Directions for this task - Your task is to repeat the entries exactly. Leave the pictures out.
(Dataset records)
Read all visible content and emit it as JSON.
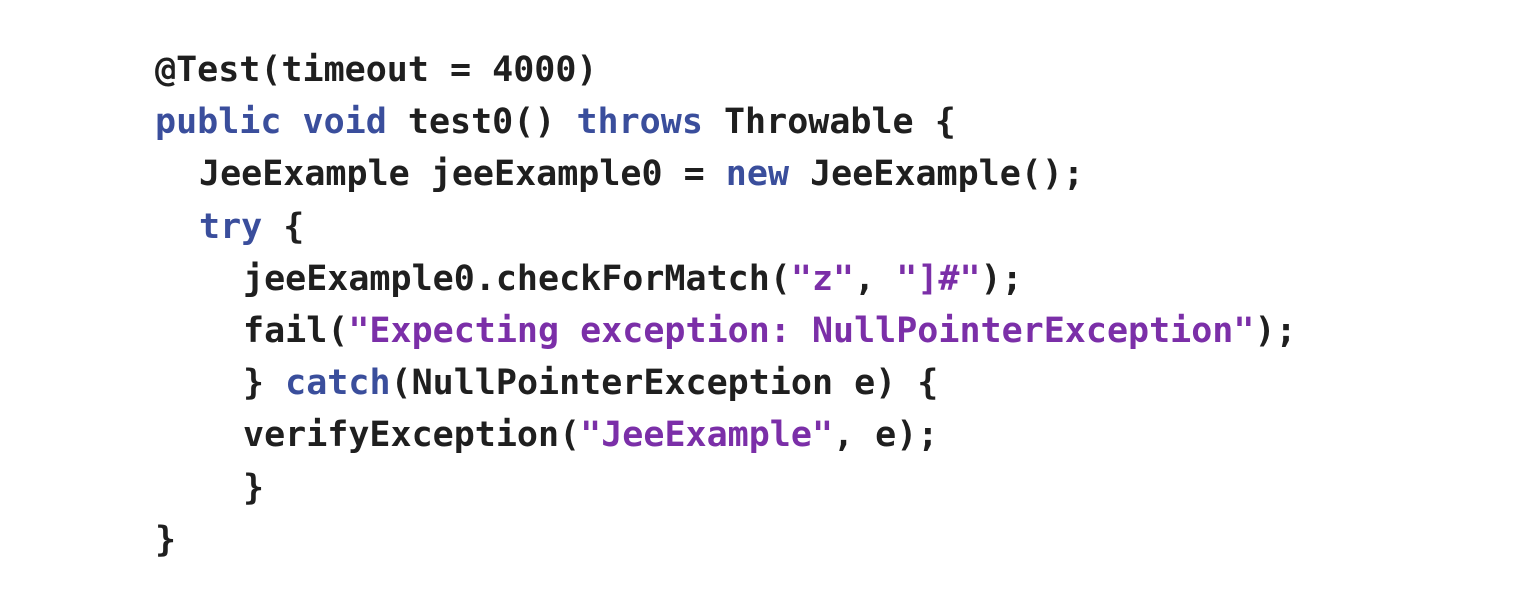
{
  "colors": {
    "background": "#ffffff",
    "plain": "#1f1f1f",
    "keyword": "#3a4e9c",
    "string": "#7b2fa8"
  },
  "code": {
    "lines": [
      {
        "indent": 0,
        "tokens": [
          {
            "t": "plain",
            "v": "@Test(timeout = 4000)"
          }
        ]
      },
      {
        "indent": 0,
        "tokens": [
          {
            "t": "keyword",
            "v": "public"
          },
          {
            "t": "plain",
            "v": " "
          },
          {
            "t": "keyword",
            "v": "void"
          },
          {
            "t": "plain",
            "v": " test0() "
          },
          {
            "t": "keyword",
            "v": "throws"
          },
          {
            "t": "plain",
            "v": " Throwable {"
          }
        ]
      },
      {
        "indent": 1,
        "tokens": [
          {
            "t": "plain",
            "v": "JeeExample jeeExample0 = "
          },
          {
            "t": "keyword",
            "v": "new"
          },
          {
            "t": "plain",
            "v": " JeeExample();"
          }
        ]
      },
      {
        "indent": 1,
        "tokens": [
          {
            "t": "keyword",
            "v": "try"
          },
          {
            "t": "plain",
            "v": " {"
          }
        ]
      },
      {
        "indent": 2,
        "tokens": [
          {
            "t": "plain",
            "v": "jeeExample0.checkForMatch("
          },
          {
            "t": "string",
            "v": "\"z\""
          },
          {
            "t": "plain",
            "v": ", "
          },
          {
            "t": "string",
            "v": "\"]#\""
          },
          {
            "t": "plain",
            "v": ");"
          }
        ]
      },
      {
        "indent": 2,
        "tokens": [
          {
            "t": "plain",
            "v": "fail("
          },
          {
            "t": "string",
            "v": "\"Expecting exception: NullPointerException\""
          },
          {
            "t": "plain",
            "v": ");"
          }
        ]
      },
      {
        "indent": 2,
        "tokens": [
          {
            "t": "plain",
            "v": "} "
          },
          {
            "t": "keyword",
            "v": "catch"
          },
          {
            "t": "plain",
            "v": "(NullPointerException e) {"
          }
        ]
      },
      {
        "indent": 2,
        "tokens": [
          {
            "t": "plain",
            "v": "verifyException("
          },
          {
            "t": "string",
            "v": "\"JeeExample\""
          },
          {
            "t": "plain",
            "v": ", e);"
          }
        ]
      },
      {
        "indent": 2,
        "tokens": [
          {
            "t": "plain",
            "v": "}"
          }
        ]
      },
      {
        "indent": 0,
        "tokens": [
          {
            "t": "plain",
            "v": "}"
          }
        ]
      }
    ]
  }
}
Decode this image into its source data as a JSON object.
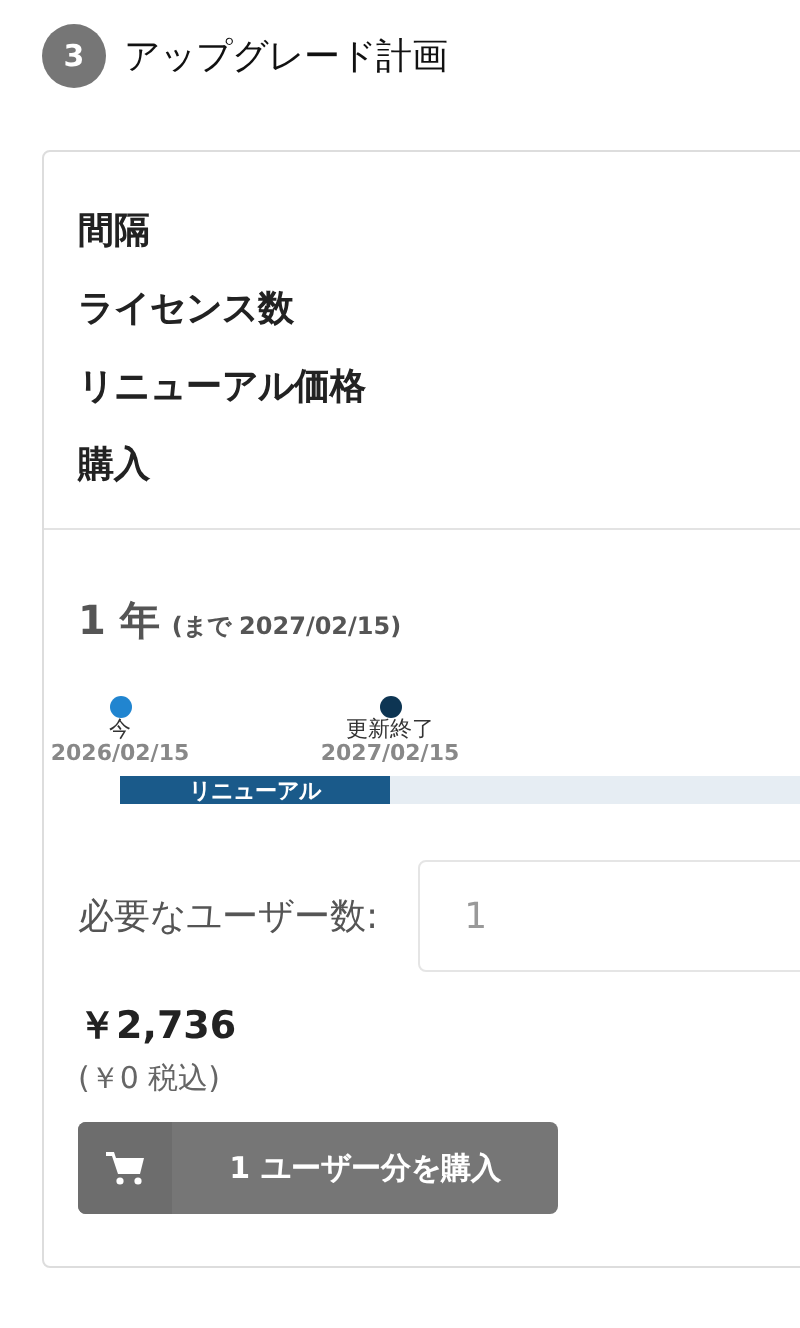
{
  "step": {
    "number": "3",
    "title": "アップグレード計画"
  },
  "summary_labels": [
    "間隔",
    "ライセンス数",
    "リニューアル価格",
    "購入"
  ],
  "period": {
    "value": "1 年",
    "until": "(まで 2027/02/15)"
  },
  "timeline": {
    "markers": [
      {
        "label": "今",
        "date": "2026/02/15",
        "color": "#2185d0"
      },
      {
        "label": "更新終了",
        "date": "2027/02/15",
        "color": "#0d3553"
      }
    ],
    "segment": {
      "label": "リニューアル",
      "level": 0.375
    }
  },
  "users": {
    "label": "必要なユーザー数:",
    "value": "1"
  },
  "price": "￥2,736",
  "tax": "(￥0 税込)",
  "buy_button": "1 ユーザー分を購入"
}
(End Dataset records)
Output for this exercise -
Read all visible content and emit it as JSON.
{
  "colors": {
    "background": "#ffffff",
    "plain": "#1f1f1f",
    "keyword": "#3a4e9c",
    "string": "#7b2fa8"
  },
  "code": {
    "lines": [
      {
        "indent": 0,
        "tokens": [
          {
            "t": "plain",
            "v": "@Test(timeout = 4000)"
          }
        ]
      },
      {
        "indent": 0,
        "tokens": [
          {
            "t": "keyword",
            "v": "public"
          },
          {
            "t": "plain",
            "v": " "
          },
          {
            "t": "keyword",
            "v": "void"
          },
          {
            "t": "plain",
            "v": " test0() "
          },
          {
            "t": "keyword",
            "v": "throws"
          },
          {
            "t": "plain",
            "v": " Throwable {"
          }
        ]
      },
      {
        "indent": 1,
        "tokens": [
          {
            "t": "plain",
            "v": "JeeExample jeeExample0 = "
          },
          {
            "t": "keyword",
            "v": "new"
          },
          {
            "t": "plain",
            "v": " JeeExample();"
          }
        ]
      },
      {
        "indent": 1,
        "tokens": [
          {
            "t": "keyword",
            "v": "try"
          },
          {
            "t": "plain",
            "v": " {"
          }
        ]
      },
      {
        "indent": 2,
        "tokens": [
          {
            "t": "plain",
            "v": "jeeExample0.checkForMatch("
          },
          {
            "t": "string",
            "v": "\"z\""
          },
          {
            "t": "plain",
            "v": ", "
          },
          {
            "t": "string",
            "v": "\"]#\""
          },
          {
            "t": "plain",
            "v": ");"
          }
        ]
      },
      {
        "indent": 2,
        "tokens": [
          {
            "t": "plain",
            "v": "fail("
          },
          {
            "t": "string",
            "v": "\"Expecting exception: NullPointerException\""
          },
          {
            "t": "plain",
            "v": ");"
          }
        ]
      },
      {
        "indent": 2,
        "tokens": [
          {
            "t": "plain",
            "v": "} "
          },
          {
            "t": "keyword",
            "v": "catch"
          },
          {
            "t": "plain",
            "v": "(NullPointerException e) {"
          }
        ]
      },
      {
        "indent": 2,
        "tokens": [
          {
            "t": "plain",
            "v": "verifyException("
          },
          {
            "t": "string",
            "v": "\"JeeExample\""
          },
          {
            "t": "plain",
            "v": ", e);"
          }
        ]
      },
      {
        "indent": 2,
        "tokens": [
          {
            "t": "plain",
            "v": "}"
          }
        ]
      },
      {
        "indent": 0,
        "tokens": [
          {
            "t": "plain",
            "v": "}"
          }
        ]
      }
    ]
  }
}
Decode this image into its source data as a JSON object.
{
  "step": {
    "number": "3",
    "title": "アップグレード計画"
  },
  "summary_labels": [
    "間隔",
    "ライセンス数",
    "リニューアル価格",
    "購入"
  ],
  "period": {
    "value": "1 年",
    "until": "(まで 2027/02/15)"
  },
  "timeline": {
    "markers": [
      {
        "label": "今",
        "date": "2026/02/15",
        "color": "#2185d0"
      },
      {
        "label": "更新終了",
        "date": "2027/02/15",
        "color": "#0d3553"
      }
    ],
    "segment": {
      "label": "リニューアル",
      "level": 0.375
    }
  },
  "users": {
    "label": "必要なユーザー数:",
    "value": "1"
  },
  "price": "￥2,736",
  "tax": "(￥0 税込)",
  "buy_button": "1 ユーザー分を購入"
}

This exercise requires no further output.